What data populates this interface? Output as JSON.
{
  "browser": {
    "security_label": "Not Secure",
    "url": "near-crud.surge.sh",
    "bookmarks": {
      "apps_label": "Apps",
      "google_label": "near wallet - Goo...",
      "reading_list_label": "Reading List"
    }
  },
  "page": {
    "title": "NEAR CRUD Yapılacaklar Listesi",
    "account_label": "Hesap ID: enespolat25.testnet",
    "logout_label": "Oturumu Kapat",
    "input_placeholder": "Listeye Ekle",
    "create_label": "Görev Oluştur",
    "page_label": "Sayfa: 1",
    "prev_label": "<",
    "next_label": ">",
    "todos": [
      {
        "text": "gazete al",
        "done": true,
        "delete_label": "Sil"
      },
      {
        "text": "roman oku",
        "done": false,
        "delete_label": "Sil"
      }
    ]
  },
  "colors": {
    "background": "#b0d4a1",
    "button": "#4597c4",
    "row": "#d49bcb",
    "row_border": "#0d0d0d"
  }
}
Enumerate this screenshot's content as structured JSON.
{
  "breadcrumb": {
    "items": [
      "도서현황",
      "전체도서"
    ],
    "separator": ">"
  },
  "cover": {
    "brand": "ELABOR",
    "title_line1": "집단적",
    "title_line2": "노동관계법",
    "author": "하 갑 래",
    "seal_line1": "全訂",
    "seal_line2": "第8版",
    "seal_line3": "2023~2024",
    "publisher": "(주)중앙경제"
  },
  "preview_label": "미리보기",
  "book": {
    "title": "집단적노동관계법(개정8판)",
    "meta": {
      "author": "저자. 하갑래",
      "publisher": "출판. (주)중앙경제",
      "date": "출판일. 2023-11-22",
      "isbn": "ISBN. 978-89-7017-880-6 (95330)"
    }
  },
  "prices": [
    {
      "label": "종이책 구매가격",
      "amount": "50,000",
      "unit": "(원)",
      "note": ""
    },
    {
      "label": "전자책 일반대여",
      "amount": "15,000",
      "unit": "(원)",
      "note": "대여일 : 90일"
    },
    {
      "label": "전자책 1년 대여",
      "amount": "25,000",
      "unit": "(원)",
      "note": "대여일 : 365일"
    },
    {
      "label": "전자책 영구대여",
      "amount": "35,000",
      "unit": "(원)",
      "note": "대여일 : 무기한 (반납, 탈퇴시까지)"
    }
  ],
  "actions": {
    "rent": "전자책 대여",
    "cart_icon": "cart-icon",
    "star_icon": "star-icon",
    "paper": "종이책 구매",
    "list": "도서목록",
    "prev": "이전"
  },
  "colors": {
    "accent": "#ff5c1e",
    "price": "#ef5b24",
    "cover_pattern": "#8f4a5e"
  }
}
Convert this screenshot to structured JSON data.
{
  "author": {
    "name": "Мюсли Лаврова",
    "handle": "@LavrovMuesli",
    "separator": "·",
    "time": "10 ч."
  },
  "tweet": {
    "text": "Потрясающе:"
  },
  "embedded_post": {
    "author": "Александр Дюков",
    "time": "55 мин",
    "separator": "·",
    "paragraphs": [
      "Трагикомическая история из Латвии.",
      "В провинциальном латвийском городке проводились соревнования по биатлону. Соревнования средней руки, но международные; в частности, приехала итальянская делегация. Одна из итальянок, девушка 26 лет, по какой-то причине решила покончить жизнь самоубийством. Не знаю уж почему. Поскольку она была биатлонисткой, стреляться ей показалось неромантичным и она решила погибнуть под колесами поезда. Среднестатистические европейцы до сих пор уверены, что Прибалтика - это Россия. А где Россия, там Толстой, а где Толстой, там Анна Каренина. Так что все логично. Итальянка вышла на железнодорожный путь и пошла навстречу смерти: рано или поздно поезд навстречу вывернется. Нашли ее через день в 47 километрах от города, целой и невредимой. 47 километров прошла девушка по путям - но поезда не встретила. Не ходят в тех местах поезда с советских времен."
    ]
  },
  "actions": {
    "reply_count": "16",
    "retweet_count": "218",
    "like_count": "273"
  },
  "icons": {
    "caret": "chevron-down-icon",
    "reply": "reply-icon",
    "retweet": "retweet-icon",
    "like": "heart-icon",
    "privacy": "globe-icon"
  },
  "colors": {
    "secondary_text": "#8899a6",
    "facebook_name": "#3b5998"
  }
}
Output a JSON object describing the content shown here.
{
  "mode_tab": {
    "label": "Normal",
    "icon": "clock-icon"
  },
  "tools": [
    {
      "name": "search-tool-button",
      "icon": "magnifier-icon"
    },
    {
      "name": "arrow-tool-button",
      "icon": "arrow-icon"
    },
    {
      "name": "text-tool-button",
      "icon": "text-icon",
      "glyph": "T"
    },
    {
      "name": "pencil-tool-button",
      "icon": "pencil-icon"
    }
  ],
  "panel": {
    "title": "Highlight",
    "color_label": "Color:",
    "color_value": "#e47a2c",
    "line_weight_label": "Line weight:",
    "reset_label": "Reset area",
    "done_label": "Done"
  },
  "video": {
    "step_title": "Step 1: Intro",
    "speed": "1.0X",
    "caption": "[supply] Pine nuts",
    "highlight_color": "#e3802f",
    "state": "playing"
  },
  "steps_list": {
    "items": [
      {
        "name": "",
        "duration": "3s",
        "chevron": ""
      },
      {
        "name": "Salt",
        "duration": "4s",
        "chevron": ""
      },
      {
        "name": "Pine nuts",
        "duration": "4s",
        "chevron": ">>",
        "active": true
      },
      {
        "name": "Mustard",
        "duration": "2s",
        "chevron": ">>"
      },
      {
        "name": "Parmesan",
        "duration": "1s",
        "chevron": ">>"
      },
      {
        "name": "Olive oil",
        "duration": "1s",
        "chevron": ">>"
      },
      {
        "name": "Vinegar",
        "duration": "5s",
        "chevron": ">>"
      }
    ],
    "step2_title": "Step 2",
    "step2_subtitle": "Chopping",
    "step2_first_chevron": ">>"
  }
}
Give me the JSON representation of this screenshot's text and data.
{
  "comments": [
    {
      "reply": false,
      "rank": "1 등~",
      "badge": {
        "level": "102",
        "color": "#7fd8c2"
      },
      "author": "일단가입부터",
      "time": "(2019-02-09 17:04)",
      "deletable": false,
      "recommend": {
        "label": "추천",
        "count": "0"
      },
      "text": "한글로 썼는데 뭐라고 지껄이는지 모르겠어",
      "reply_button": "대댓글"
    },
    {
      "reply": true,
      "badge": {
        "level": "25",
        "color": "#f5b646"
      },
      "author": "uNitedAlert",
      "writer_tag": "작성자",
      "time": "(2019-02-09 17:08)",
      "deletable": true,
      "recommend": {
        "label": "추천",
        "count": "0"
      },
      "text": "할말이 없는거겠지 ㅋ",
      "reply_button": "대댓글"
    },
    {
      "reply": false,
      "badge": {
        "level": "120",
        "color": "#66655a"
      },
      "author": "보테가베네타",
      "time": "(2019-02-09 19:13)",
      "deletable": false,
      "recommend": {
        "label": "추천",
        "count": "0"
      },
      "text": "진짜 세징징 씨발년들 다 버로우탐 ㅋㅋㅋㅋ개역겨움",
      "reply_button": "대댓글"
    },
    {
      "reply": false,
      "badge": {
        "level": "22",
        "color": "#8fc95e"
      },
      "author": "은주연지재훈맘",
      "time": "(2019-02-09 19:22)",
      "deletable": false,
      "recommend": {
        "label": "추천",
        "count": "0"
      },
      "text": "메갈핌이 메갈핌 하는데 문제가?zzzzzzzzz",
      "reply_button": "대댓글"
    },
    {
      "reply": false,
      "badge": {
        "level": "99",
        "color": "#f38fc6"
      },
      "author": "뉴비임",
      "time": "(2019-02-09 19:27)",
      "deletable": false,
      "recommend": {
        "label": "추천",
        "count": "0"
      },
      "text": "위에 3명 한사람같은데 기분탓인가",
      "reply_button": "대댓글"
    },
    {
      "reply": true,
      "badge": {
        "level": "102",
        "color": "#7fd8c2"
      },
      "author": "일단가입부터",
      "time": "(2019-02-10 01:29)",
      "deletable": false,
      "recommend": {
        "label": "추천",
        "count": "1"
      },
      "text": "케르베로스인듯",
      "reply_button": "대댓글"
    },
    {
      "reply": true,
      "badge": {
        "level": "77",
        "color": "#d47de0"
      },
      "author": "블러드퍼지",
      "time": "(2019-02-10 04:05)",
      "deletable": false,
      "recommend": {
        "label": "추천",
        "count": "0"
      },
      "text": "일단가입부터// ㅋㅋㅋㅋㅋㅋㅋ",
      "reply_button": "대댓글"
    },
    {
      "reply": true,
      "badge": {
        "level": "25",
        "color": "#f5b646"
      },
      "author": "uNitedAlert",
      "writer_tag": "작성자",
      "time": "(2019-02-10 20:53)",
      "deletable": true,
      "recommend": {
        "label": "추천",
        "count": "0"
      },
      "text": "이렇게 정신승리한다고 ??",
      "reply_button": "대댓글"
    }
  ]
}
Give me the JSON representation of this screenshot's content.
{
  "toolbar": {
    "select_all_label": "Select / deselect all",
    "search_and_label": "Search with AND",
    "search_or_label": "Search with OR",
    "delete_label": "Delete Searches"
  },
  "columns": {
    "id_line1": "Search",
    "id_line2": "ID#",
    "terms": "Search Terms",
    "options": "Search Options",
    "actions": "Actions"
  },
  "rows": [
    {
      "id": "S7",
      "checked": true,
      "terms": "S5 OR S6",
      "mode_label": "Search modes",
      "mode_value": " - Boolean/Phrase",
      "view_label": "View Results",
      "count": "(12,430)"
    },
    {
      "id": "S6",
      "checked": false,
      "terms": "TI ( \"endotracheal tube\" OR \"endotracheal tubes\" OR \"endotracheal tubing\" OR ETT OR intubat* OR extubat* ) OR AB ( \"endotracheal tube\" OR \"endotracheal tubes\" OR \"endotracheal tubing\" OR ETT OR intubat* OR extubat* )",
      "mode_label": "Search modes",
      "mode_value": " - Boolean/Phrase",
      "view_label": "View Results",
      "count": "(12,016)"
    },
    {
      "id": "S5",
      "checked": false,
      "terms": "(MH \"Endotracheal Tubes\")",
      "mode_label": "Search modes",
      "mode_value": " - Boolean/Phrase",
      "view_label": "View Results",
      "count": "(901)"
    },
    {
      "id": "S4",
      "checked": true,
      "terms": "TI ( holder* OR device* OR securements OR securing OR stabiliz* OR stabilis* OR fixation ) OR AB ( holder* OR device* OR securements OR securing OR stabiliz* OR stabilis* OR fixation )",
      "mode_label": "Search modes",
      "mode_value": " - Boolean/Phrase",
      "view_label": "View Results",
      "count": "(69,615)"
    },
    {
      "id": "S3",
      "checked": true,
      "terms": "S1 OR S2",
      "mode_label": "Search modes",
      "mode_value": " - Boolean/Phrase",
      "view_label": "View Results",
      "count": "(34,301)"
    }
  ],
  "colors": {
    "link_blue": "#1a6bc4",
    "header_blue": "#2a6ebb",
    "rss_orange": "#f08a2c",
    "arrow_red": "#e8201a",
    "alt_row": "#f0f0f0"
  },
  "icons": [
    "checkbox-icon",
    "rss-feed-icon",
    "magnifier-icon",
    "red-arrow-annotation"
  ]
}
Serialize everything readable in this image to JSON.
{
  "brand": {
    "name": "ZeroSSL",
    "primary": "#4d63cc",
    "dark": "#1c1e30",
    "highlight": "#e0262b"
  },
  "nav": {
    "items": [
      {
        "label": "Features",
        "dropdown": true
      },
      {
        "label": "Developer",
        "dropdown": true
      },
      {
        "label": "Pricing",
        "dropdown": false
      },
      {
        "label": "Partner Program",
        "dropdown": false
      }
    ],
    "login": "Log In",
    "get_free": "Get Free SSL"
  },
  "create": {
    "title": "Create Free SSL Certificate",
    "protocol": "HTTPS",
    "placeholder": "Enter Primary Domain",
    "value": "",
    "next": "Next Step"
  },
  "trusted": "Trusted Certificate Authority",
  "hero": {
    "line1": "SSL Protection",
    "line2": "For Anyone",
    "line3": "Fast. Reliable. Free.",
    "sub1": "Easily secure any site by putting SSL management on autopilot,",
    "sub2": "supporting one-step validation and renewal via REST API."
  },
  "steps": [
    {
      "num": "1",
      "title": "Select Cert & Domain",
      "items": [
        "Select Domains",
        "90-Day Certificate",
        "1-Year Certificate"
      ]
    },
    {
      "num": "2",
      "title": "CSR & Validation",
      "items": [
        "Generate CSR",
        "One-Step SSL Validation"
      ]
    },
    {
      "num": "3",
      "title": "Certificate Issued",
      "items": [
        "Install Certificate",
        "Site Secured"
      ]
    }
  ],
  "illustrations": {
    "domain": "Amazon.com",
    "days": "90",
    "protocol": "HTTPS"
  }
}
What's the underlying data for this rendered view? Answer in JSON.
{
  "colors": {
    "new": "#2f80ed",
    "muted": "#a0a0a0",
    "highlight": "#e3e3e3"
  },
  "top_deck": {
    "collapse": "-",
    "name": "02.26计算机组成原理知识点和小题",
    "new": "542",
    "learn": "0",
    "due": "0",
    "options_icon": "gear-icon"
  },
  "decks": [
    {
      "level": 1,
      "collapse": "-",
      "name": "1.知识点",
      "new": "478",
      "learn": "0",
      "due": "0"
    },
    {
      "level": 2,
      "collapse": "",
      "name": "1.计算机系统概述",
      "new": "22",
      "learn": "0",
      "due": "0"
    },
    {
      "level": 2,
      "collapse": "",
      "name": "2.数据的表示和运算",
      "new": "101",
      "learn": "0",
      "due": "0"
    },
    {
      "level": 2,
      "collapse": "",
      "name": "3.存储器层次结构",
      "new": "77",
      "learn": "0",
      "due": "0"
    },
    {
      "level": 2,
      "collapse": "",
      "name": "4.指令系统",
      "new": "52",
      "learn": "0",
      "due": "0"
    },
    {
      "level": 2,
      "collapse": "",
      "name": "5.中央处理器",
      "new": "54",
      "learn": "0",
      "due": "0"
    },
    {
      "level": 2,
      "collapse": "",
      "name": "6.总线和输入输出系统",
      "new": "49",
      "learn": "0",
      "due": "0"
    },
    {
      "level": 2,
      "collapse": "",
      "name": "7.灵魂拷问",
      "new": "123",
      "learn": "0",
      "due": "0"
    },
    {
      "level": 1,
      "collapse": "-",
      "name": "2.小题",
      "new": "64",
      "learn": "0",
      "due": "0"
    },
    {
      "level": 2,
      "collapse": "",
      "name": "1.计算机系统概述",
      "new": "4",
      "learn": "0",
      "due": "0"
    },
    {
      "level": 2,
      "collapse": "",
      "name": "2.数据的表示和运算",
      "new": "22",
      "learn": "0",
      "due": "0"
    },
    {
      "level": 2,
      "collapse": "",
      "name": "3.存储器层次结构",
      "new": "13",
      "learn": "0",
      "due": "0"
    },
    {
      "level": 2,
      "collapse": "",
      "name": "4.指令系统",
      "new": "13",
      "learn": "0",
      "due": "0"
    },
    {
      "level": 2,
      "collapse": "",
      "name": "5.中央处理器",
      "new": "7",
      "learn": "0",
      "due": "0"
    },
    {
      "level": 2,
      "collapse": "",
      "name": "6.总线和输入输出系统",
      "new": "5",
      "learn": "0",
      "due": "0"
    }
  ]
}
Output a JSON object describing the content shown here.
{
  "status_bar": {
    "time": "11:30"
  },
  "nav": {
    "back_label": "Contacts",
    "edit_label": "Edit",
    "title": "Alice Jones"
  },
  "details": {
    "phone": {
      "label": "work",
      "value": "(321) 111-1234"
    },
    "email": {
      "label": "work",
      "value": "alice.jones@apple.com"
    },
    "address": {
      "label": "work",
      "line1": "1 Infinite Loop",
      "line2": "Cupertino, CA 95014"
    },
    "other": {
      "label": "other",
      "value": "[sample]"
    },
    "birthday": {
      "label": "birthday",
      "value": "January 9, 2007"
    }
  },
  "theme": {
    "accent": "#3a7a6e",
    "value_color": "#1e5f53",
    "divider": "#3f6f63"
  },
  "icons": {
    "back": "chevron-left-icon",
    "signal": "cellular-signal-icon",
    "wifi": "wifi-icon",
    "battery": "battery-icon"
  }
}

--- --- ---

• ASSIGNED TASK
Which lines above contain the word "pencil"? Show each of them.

• RESPONSE TO THE EXERCISE
      "name": "pencil-tool-button",
      "icon": "pencil-icon"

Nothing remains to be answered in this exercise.